Not only did students learn new vocabulary, but they engaged in discussions about having empathy for others by understanding a wide range of feelings. When watching the award-winning short film El Regalo, or The Present, students were prompted to identify different emotions the characters were experiencing and then explain why each character was having them. El Regalo tells a surprising story about of puppy with three legs, who is given as a gift to a young boy.
When she asked students to take pictures with posters showing different feelings, Ms. Benton was pleasantly surprised at their comprehension: “What I really liked is that I didn’t tell them how to make the expressions in these, but they did them anyways!” Enjoy seeing a wide range of faces in the photos below.
Originally from Guatemala, Claudia Escobar Benton is enjoying her new role as a Spanish teacher at St. James after teaching as an assistant in our preschool. She has previously taught in a bilingual preschool and as a college-level design instructor, and she also has career experience in Graphic Design as well as post-graduate studies in Strategic Design and Innovation.
When I was young, I loved “dress-up” time. In my childhood, students in my classes loved to dress up as astronauts, cowboys, ballerinas, bakers, and heroes. The possibilities seemed endless, but what this playtime did was to help us to imagine ourselves as someone else, to see ourselves as capable of doing things other than we may have thought possible. I get a great deal of joy walking into some of our younger grades here at St. James and seeing students don the outfits of doctors or grocers, taking turns running a clinic or a store, letting their imaginations open up and explore some possibilities that might otherwise have been overlooked. These outfits can help us to live into the best that these costumes represent.
This is even why schools like St. James have uniforms. Aesthetics aside, a uniform helps to set a particular tone - we are here to be St. James students.
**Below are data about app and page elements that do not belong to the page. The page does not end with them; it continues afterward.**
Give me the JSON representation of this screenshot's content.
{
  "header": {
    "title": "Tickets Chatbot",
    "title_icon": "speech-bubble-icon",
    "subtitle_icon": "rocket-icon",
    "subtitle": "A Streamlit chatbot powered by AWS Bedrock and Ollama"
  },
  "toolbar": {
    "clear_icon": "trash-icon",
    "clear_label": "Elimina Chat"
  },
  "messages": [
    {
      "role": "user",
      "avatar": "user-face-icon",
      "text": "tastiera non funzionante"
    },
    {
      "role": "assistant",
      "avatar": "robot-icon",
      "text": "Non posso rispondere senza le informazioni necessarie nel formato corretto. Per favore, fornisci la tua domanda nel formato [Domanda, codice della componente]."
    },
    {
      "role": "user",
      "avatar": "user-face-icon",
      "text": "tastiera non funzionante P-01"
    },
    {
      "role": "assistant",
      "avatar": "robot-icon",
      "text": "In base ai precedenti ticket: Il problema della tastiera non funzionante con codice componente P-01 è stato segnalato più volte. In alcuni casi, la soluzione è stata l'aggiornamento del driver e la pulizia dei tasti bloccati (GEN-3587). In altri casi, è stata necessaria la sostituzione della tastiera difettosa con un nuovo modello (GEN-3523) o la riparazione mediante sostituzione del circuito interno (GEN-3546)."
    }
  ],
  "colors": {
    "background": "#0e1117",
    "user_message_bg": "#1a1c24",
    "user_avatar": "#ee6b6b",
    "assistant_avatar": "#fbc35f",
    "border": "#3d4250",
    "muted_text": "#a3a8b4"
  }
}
We dress up to play and we dress up to work, as expressions not only of who we are, but what we aspire to be. I often hear students ask,”Why do you wear that black shirt and white collar?” Several students even believe I wear the same shirt every day (I assure you I do not.) The clerical shirt and collar not only helps people to identify me as a priest; it also helps me to remember the immense responsibility of this vocation - this costume helps me to aspire to being better at my work, and to remember that God walks with me.
The Soirée is an opportunity for folks in our school community to dress up a bit and imagine what we, as “Great Gatsbys” and “Daisies,” might do for this school - all in a spirit of fun and good company. When serious fun happens, dress-up is often a part of it! What a great topic to think about as we approach the big dress-up holiday of Halloween. While some in our world fear the evil themes and satanic imagery of the holiday, most of us recognize Halloween as a time to practice our resistance to forces of evil. We manage to be good people even when we dress as monsters!
On Friday, October 18th, the fifth grade dressed up in uniforms with their blazers. They were pinned with the shield of the school to remind them of their changing relationship with St. James Episcopal Day School. This dressing up reminds the fifth grade class of our expectations of them and our hopes for them. They now prepare to take all that they have learned in this place and carry it forward into new experiences. These clothes (the uniforms) help to indicate something about who they are and how they are called to live. They can be the best of what St. James has given them. Dressing up is serious play for all of us.
Fr. Michael Kuhn, Head of School